by Neal Foster
"You have heard that it was said, 'You shall love your neighbor and hate your enemy.' But I say to you, love your enemy and pray for those who persecute you."
Who's "your enemy"? Well, the worst people I can think of are those who harm innocents - that is, people who don't "deserve it." This includes terrorists and military forces that target civilians or, even worse, women and children. This also includes persecutors, or those who harm others solely because of differing religious beliefs.
Surely the worst persecutors were those who tortured and executed Jesus. And of course we know Jesus' attitude toward his enemies, the ultimate "badguys."
Jesus forgave and loved because he was faithful to the principles of the kingdom of God. He did this not just to accomplish our salvation but to show us what it looks like to walk the path in this world that ultimately leads to eternal life. He shows us that the means to the peace of God are the ends. In other words, there is no way to attain the peace of Jesus other than by having his attitude and following his example, loving all people and practicing non-aggression and non-retaliation.
Of course, this turns out to be impossible, because the urge to self-justify and retaliate is too strong - at least without the Holy Spirit in us. But the spirit of Jesus is available to us, because we are the ones Jesus forgives on the cross. Jesus identifies with all victims, both us and those we hurt.
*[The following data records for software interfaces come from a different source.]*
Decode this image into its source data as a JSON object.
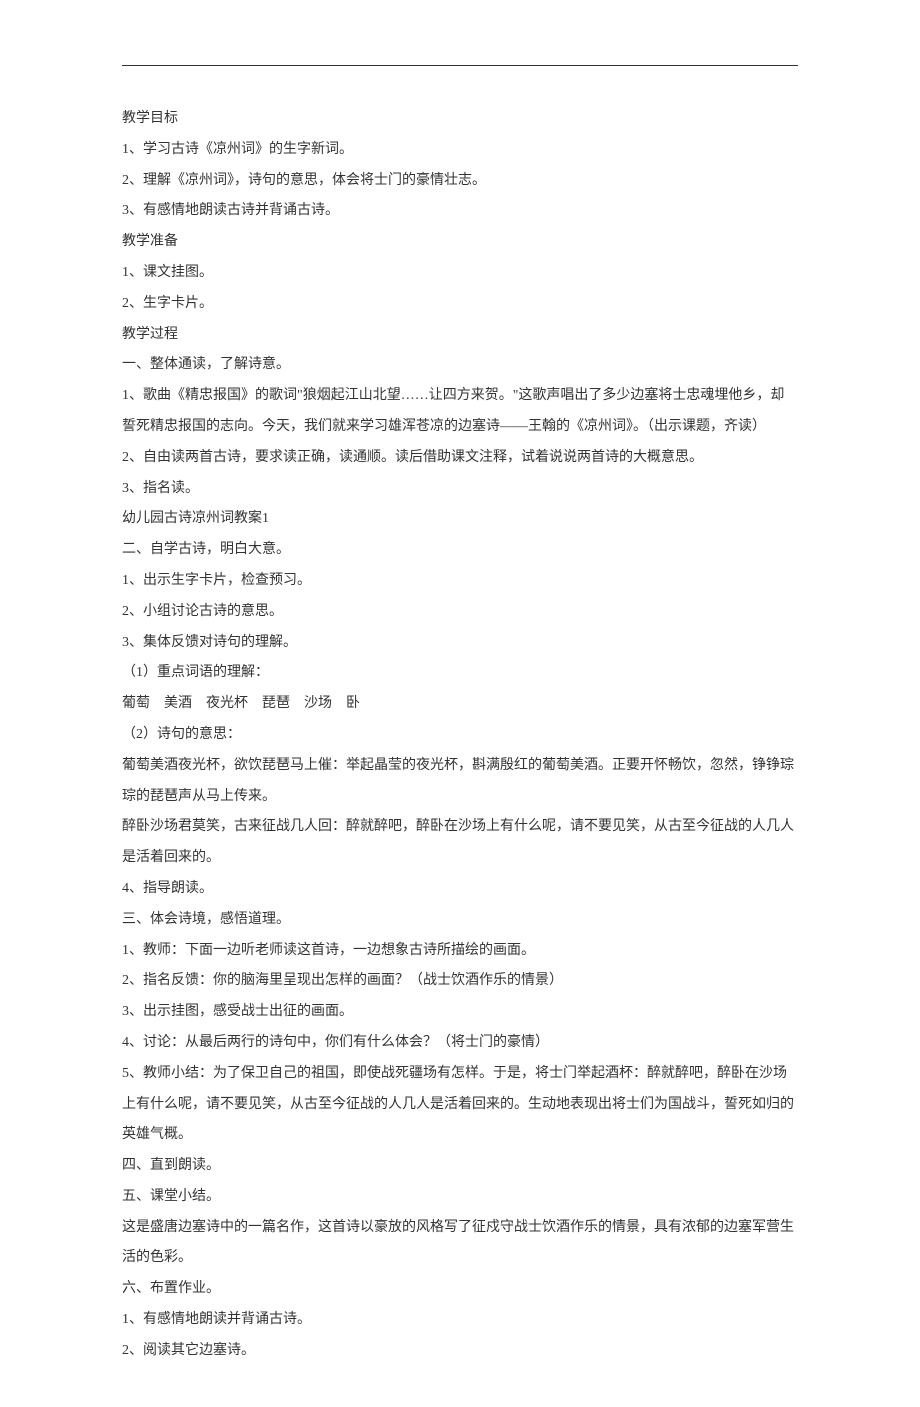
{
  "lines": [
    "教学目标",
    "1、学习古诗《凉州词》的生字新词。",
    "2、理解《凉州词》，诗句的意思，体会将士门的豪情壮志。",
    "3、有感情地朗读古诗并背诵古诗。",
    "教学准备",
    "1、课文挂图。",
    "2、生字卡片。",
    "教学过程",
    "一、整体通读，了解诗意。",
    "1、歌曲《精忠报国》的歌词\"狼烟起江山北望……让四方来贺。\"这歌声唱出了多少边塞将士忠魂埋他乡，却誓死精忠报国的志向。今天，我们就来学习雄浑苍凉的边塞诗——王翰的《凉州词》。（出示课题，齐读）",
    "2、自由读两首古诗，要求读正确，读通顺。读后借助课文注释，试着说说两首诗的大概意思。",
    "3、指名读。",
    "幼儿园古诗凉州词教案1",
    "二、自学古诗，明白大意。",
    "1、出示生字卡片，检查预习。",
    "2、小组讨论古诗的意思。",
    "3、集体反馈对诗句的理解。",
    "（1）重点词语的理解：",
    "葡萄　美酒　夜光杯　琵琶　沙场　卧",
    "（2）诗句的意思：",
    "葡萄美酒夜光杯，欲饮琵琶马上催：举起晶莹的夜光杯，斟满殷红的葡萄美酒。正要开怀畅饮，忽然，铮铮琮琮的琵琶声从马上传来。",
    "醉卧沙场君莫笑，古来征战几人回：醉就醉吧，醉卧在沙场上有什么呢，请不要见笑，从古至今征战的人几人是活着回来的。",
    "4、指导朗读。",
    "三、体会诗境，感悟道理。",
    "1、教师：下面一边听老师读这首诗，一边想象古诗所描绘的画面。",
    "2、指名反馈：你的脑海里呈现出怎样的画面？（战士饮酒作乐的情景）",
    "3、出示挂图，感受战士出征的画面。",
    "4、讨论：从最后两行的诗句中，你们有什么体会？（将士门的豪情）",
    "5、教师小结：为了保卫自己的祖国，即使战死疆场有怎样。于是，将士门举起酒杯：醉就醉吧，醉卧在沙场上有什么呢，请不要见笑，从古至今征战的人几人是活着回来的。生动地表现出将士们为国战斗，誓死如归的英雄气概。",
    "四、直到朗读。",
    "五、课堂小结。",
    "这是盛唐边塞诗中的一篇名作，这首诗以豪放的风格写了征戍守战士饮酒作乐的情景，具有浓郁的边塞军营生活的色彩。",
    "六、布置作业。",
    "1、有感情地朗读并背诵古诗。",
    "2、阅读其它边塞诗。"
  ]
}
The power of the Gospel is love, poured out on the cross. Jesus shows the miracle-working power of God's posture toward enemies: rather than kill them, God gives His life in order to save them, even allowing badguys to kill him. And biblically speaking, because we all have sinned, "them" is us.
God's response to our sin is to die in order to erase it. The response of God's kingdom is to love and bless the enemy unto his salvation, though it may (temporarily) cost all we have. I say "temporarily" because we as Christians know that God wins. Resurrection will undo all evil and wrong, ultimately validating the power of love. Because of the work of Jesus, we are eternally optimistic.
Please join me in reflecting:
What's one thing I can do this week to imitate Jesus' attitude toward me, proactively and creatively loving and blessing all kinds of people - even my enemies?